### SOURCE INFORMATION ###

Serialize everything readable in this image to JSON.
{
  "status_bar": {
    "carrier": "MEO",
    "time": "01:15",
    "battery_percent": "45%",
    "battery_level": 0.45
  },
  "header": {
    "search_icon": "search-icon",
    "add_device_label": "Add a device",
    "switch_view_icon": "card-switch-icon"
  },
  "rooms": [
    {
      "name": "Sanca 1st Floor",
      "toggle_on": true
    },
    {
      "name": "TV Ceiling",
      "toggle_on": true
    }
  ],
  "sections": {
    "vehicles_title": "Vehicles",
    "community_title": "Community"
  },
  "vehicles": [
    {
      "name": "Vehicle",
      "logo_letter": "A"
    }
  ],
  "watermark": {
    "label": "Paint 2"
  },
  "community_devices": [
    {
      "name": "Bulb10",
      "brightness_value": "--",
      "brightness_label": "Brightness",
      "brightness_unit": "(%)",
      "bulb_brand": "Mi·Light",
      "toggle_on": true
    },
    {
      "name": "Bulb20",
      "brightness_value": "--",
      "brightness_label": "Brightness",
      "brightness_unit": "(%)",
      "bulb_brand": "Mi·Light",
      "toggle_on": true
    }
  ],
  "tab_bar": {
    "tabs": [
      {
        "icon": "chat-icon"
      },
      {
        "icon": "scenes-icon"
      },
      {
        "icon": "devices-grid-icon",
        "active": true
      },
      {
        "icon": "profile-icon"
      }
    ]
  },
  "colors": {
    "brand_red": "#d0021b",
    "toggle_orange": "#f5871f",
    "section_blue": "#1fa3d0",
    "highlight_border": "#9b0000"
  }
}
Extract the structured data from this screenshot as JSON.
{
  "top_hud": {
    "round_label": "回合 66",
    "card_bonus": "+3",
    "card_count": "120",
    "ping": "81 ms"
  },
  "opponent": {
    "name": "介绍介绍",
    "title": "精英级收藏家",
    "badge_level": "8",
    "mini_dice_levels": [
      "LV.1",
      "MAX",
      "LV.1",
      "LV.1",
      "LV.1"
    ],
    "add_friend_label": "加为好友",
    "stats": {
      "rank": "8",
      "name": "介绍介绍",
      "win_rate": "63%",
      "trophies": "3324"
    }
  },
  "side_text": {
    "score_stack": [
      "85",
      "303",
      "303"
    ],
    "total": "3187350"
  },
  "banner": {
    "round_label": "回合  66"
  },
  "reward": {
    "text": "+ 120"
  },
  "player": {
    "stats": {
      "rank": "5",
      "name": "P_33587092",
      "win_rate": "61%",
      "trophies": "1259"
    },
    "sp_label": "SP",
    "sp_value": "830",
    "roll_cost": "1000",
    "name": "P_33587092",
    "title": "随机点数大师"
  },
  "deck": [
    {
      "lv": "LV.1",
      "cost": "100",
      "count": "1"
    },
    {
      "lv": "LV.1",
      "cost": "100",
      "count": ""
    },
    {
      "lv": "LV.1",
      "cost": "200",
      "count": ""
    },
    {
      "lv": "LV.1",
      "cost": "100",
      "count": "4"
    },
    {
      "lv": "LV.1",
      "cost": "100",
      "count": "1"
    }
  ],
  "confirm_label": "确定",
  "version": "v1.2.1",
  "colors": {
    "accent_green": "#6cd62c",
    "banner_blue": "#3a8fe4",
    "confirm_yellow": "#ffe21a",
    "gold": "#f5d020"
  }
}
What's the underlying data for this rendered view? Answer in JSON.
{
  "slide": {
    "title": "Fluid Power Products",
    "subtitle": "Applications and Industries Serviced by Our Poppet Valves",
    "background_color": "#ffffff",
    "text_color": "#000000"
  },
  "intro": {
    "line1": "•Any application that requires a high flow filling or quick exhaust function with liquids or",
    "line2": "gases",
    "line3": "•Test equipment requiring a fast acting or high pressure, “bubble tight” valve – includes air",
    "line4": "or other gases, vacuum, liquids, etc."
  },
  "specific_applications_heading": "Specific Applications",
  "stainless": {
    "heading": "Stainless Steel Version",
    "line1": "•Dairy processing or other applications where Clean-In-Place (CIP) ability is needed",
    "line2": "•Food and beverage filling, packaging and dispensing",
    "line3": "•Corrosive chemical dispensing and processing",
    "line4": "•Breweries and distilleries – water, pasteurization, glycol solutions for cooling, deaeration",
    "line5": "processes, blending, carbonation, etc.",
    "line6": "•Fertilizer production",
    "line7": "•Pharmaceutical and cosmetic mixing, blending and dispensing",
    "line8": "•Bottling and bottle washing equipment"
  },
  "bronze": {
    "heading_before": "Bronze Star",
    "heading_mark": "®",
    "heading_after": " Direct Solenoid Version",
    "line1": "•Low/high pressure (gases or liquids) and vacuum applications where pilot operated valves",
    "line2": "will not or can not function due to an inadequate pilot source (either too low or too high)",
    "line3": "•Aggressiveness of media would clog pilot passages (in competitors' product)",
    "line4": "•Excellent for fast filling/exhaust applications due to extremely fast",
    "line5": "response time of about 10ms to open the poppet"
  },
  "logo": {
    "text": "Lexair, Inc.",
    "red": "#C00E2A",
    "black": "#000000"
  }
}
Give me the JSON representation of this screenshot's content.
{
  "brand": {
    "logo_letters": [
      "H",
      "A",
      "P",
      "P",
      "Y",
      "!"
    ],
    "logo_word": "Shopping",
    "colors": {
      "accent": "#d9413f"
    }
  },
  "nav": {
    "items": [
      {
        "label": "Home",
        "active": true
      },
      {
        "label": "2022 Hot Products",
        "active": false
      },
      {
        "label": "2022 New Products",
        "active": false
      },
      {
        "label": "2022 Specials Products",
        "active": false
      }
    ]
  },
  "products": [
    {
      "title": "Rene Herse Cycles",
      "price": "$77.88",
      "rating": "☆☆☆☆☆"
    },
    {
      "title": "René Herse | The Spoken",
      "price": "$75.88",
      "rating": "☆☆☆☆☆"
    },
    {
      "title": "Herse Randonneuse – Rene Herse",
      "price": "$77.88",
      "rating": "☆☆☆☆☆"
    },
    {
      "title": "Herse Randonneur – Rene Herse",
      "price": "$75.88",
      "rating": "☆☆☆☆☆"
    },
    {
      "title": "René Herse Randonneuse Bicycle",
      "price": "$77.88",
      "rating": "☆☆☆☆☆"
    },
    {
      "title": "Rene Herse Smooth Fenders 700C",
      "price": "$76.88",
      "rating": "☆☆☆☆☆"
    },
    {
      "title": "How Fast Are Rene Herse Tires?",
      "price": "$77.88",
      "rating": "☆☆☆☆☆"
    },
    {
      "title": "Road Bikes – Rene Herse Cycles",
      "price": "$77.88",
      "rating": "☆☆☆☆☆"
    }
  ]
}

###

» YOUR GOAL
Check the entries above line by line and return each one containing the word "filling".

» OUTPUT OF THE EXERCISE
    "line1": "•Any application that requires a high flow filling or quick exhaust function with liquids or",
    "line2": "•Food and beverage filling, packaging and dispensing",
    "line4": "•Excellent for fast filling/exhaust applications due to extremely fast",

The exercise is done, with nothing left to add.